Page and application data records

####################

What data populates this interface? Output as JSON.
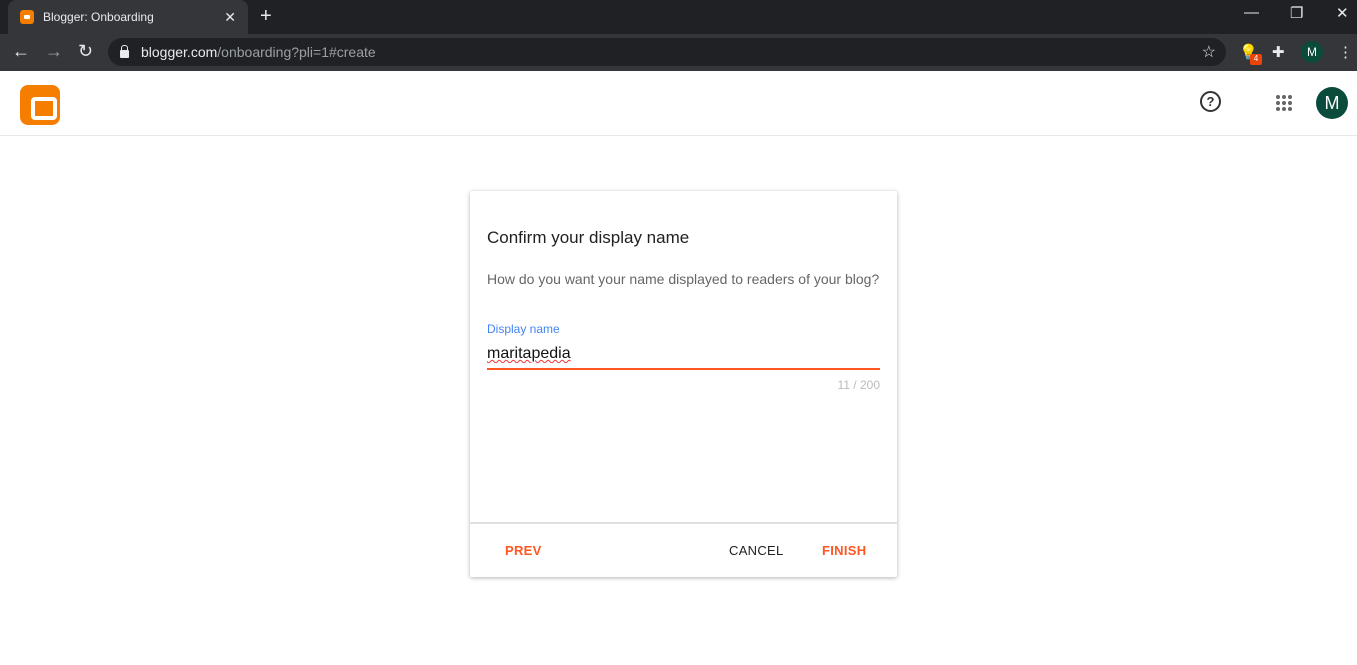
{
  "browser": {
    "tab_title": "Blogger: Onboarding",
    "url_host": "blogger.com",
    "url_path": "/onboarding?pli=1#create",
    "extension_badge": "4",
    "profile_initial": "M"
  },
  "header": {
    "avatar_initial": "M"
  },
  "dialog": {
    "title": "Confirm your display name",
    "subtitle": "How do you want your name displayed to readers of your blog?",
    "field_label": "Display name",
    "field_value": "maritapedia",
    "char_count": "11 / 200",
    "prev": "PREV",
    "cancel": "CANCEL",
    "finish": "FINISH"
  },
  "colors": {
    "accent": "#ff5722",
    "label_blue": "#4285f4",
    "brand": "#f57d00"
  }
}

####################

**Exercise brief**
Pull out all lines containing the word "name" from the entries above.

**Answer to this exercise**
    "title": "Confirm your display name",
    "subtitle": "How do you want your name displayed to readers of your blog?",
    "field_label": "Display name",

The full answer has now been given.